EXERCISE INSTRUCTIONS: Return every line of the listing, exactly as it reads.

EXERCISE INPUT:
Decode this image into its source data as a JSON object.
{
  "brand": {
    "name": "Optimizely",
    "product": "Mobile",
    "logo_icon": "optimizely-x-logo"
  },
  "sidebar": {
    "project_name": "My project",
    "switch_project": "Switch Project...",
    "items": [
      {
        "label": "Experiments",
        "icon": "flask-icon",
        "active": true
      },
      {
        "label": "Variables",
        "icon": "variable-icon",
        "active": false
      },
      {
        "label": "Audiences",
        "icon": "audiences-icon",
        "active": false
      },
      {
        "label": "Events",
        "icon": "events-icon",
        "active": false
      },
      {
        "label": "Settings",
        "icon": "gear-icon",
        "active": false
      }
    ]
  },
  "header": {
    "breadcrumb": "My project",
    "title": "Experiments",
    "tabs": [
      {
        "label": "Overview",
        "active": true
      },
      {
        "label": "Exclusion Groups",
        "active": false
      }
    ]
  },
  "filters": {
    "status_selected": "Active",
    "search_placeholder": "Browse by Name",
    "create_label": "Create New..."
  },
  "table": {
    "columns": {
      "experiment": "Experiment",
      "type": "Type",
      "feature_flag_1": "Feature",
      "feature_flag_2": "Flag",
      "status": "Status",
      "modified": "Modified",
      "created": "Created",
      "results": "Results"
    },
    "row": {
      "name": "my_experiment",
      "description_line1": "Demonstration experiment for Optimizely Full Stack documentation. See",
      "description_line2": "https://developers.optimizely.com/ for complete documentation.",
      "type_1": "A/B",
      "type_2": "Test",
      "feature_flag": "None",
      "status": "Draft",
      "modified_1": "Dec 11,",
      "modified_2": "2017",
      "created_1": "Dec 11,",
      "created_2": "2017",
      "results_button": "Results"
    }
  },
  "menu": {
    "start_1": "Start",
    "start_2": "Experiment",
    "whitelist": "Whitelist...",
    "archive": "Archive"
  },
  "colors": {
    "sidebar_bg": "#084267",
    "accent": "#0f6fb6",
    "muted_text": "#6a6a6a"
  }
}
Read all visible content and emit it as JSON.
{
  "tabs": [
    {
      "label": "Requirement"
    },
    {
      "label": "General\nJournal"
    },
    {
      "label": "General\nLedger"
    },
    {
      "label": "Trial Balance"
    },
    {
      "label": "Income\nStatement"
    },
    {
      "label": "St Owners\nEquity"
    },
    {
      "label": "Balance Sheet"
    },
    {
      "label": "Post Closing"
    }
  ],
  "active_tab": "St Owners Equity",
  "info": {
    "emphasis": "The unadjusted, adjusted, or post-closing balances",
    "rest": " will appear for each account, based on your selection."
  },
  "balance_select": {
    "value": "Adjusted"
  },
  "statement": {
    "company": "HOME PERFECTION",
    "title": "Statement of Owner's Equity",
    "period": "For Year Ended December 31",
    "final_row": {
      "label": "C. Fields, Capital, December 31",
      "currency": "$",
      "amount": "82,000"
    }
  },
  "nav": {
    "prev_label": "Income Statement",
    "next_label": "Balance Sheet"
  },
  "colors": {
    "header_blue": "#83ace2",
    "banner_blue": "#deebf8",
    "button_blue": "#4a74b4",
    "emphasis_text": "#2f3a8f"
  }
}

EXERCISE RESPONSE:
Decode this image into its source data as a JSON object.
{
  "brand": {
    "name": "Optimizely",
    "product": "Mobile",
    "logo_icon": "optimizely-x-logo"
  },
  "sidebar": {
    "project_name": "My project",
    "switch_project": "Switch Project...",
    "items": [
      {
        "label": "Experiments",
        "icon": "flask-icon",
        "active": true
      },
      {
        "label": "Variables",
        "icon": "variable-icon",
        "active": false
      },
      {
        "label": "Audiences",
        "icon": "audiences-icon",
        "active": false
      },
      {
        "label": "Events",
        "icon": "events-icon",
        "active": false
      },
      {
        "label": "Settings",
        "icon": "gear-icon",
        "active": false
      }
    ]
  },
  "header": {
    "breadcrumb": "My project",
    "title": "Experiments",
    "tabs": [
      {
        "label": "Overview",
        "active": true
      },
      {
        "label": "Exclusion Groups",
        "active": false
      }
    ]
  },
  "filters": {
    "status_selected": "Active",
    "search_placeholder": "Browse by Name",
    "create_label": "Create New..."
  },
  "table": {
    "columns": {
      "experiment": "Experiment",
      "type": "Type",
      "feature_flag_1": "Feature",
      "feature_flag_2": "Flag",
      "status": "Status",
      "modified": "Modified",
      "created": "Created",
      "results": "Results"
    },
    "row": {
      "name": "my_experiment",
      "description_line1": "Demonstration experiment for Optimizely Full Stack documentation. See",
      "description_line2": "https://developers.optimizely.com/ for complete documentation.",
      "type_1": "A/B",
      "type_2": "Test",
      "feature_flag": "None",
      "status": "Draft",
      "modified_1": "Dec 11,",
      "modified_2": "2017",
      "created_1": "Dec 11,",
      "created_2": "2017",
      "results_button": "Results"
    }
  },
  "menu": {
    "start_1": "Start",
    "start_2": "Experiment",
    "whitelist": "Whitelist...",
    "archive": "Archive"
  },
  "colors": {
    "sidebar_bg": "#084267",
    "accent": "#0f6fb6",
    "muted_text": "#6a6a6a"
  }
}
Read all visible content and emit it as JSON.
{
  "tabs": [
    {
      "label": "Requirement"
    },
    {
      "label": "General\nJournal"
    },
    {
      "label": "General\nLedger"
    },
    {
      "label": "Trial Balance"
    },
    {
      "label": "Income\nStatement"
    },
    {
      "label": "St Owners\nEquity"
    },
    {
      "label": "Balance Sheet"
    },
    {
      "label": "Post Closing"
    }
  ],
  "active_tab": "St Owners Equity",
  "info": {
    "emphasis": "The unadjusted, adjusted, or post-closing balances",
    "rest": " will appear for each account, based on your selection."
  },
  "balance_select": {
    "value": "Adjusted"
  },
  "statement": {
    "company": "HOME PERFECTION",
    "title": "Statement of Owner's Equity",
    "period": "For Year Ended December 31",
    "final_row": {
      "label": "C. Fields, Capital, December 31",
      "currency": "$",
      "amount": "82,000"
    }
  },
  "nav": {
    "prev_label": "Income Statement",
    "next_label": "Balance Sheet"
  },
  "colors": {
    "header_blue": "#83ace2",
    "banner_blue": "#deebf8",
    "button_blue": "#4a74b4",
    "emphasis_text": "#2f3a8f"
  }
}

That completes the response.